My Chat With a Sex Columnist, 21 Years Later

Anka Radakovich, second from left. (Photo Credit: Skytower Publishing) Anka Radakovich was an ‘80s and ‘90s “it” girl. As a sex columnist for Details magazine and the first ever sex columnist in media, she made her mark traipsing through New York documenting wild and wacky sex and dating proclivities — her own and others. As a wide-eyed 20-something, I interviewed Anka in 1994 for the Philadelphia City Paper after she released her book The Wild Girls Club: Tales From Below the Belt. Now a certified sexologist, Anka just released her third book in paperback, The Wild Girls Club, Part 2, Tales From New York To Hollywood. I figured 21 years later, we had a lot to catch up on. Margit: When you were writing for Details, I followed your byline like crazy — you were the super hip club girl sexpert that was cooler than I’d ever be. Anka: Those were exciting times. Working at Details was a dream job! It was a time when everyone read magazines, and Details was the hot magazine. There …

My Personal Hair-Metal Hell

(Graphic: Helen Jane Hearn/TueNight.com) There are only two bands on Earth that I truly hate. Despite having run the gauntlet of indie record store employee, college radio music director and Senior Music Editor of college radio weekly CMJ between 1988 and 2002, I only really have it in for two bands. First, the Doors. We’ll leave that one for another time. Second, and the target of my most virulent, Technicolor ire, is Mötley Crüe. Put simply, Mötley Crüe took some of the greatest influences in rock – the seed of glam that bloomed into the New York Dolls, the pull-no-punches riffs of countless fierce ‘70s bands like AC/DC and Cheap Trick, the parent-spooking studs and black leather of punk – and amalgamated them into the biggest pile of party-hardy excrement to hit the charts ever. Do I seem bitter? That’s because I was in high school at the apex/nadir of hair metal: 1986-1990. By the time I was 14, I was already a deeply invested music nerd, scouring liner note lists of “thank yous” to …

The Movie That Changed My Perspective on Race Forever

(Graphic: Helen Jane Hearn/TueNight.com) In July 1989, my friend Gregory and I went to the movies. This was not an unusual event. As childhood friends growing up in Queens, we often went to our local movie houses. Cinema, for us, was about fantasy. The movies transported us to other worlds, other times, to exotic countries, to outer space, to rousing adventures with a Fedora-wearing Indiana Jones, and to cutesy romantic comedies where good-looking couples rode horse and buggy carriages through Central Park. When “Do The Right Thing” was released in July 1989, it made quite a splash in the media. This powerful independent film, written, directed, and starring Spike Lee, a young black filmmaker from NYU, was a no-holds-barred story about race.   The film’s opening title sequence, in which Rosie Perez danced to Public Enemy’s defiant “Fight the Power,” immediately signaled the director’s intention not to sugarcoat his anger and frustration over the state of race relations in the city. Although the film was marketed as comedic, some theater owners were afraid of showing it, …

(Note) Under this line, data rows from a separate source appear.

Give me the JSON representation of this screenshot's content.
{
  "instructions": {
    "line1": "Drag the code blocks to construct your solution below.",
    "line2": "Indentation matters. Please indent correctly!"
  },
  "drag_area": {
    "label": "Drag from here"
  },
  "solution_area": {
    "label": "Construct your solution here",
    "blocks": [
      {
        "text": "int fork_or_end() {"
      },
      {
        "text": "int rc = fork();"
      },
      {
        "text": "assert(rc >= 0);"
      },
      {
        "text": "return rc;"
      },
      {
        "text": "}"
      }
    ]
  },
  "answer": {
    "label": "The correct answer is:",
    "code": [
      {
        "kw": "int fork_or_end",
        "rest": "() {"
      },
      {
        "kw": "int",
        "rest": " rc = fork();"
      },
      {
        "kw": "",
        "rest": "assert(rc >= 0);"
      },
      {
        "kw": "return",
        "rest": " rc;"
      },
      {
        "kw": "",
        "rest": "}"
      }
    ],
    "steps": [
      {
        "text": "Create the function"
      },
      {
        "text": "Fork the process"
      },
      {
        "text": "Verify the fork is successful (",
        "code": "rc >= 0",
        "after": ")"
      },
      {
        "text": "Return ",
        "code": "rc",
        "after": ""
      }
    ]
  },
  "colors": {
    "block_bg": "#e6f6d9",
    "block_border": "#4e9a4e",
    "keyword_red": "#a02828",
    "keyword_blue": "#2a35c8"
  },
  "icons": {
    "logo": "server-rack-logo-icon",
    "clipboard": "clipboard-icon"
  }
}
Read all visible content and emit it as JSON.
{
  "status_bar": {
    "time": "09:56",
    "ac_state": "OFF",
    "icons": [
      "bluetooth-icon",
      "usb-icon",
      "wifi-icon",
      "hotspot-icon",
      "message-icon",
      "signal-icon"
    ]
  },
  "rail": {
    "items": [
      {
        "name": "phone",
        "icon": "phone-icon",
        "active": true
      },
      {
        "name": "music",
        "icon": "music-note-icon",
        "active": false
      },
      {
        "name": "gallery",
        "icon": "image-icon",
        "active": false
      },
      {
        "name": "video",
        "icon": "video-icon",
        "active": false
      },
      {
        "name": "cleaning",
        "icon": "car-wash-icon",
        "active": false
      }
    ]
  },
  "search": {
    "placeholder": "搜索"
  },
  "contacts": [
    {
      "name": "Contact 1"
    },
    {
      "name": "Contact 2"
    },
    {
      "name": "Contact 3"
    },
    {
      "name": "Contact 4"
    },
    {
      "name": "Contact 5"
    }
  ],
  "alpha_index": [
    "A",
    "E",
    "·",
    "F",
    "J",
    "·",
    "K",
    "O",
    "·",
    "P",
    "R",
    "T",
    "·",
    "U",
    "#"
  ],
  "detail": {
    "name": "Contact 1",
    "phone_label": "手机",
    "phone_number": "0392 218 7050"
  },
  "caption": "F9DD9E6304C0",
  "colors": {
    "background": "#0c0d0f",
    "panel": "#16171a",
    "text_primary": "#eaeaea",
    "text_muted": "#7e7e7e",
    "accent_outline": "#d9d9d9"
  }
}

The Rise and Fall of the “Indie” Artist

I came to college radio in the ’90s, when “alternative” was earning itself a capital “A” among marketing types and when bands that existed for as long as a 7-inch were snagging major-label deals. This was also the period of slackers and Slacker, when corporate rock continued to suck and when Coca-Cola’s attempt to tell Gen Xers that they’d created a soda that was totally OK was met with derisive eye-rolls. The palpable tension between the creation of culture and its ever-quicker path toward commodification was probably best    exhibited in my world by the extended argument — written in Sharpie and a variety of pens — that covered the inlay of Built to Spill’s 1997 album Perfect From Now On. The trio’s major-label debut was a marvelous album full of sprawling songs and gorgeous textures, with singer-guitarist Doug Martsch tossing off explosive solos and meditative drones featuring lyrics about finding eternity’s true size and standing up to the demands of the metaphysical world. Perfect remains a fairly astounding piece of work, a shining example …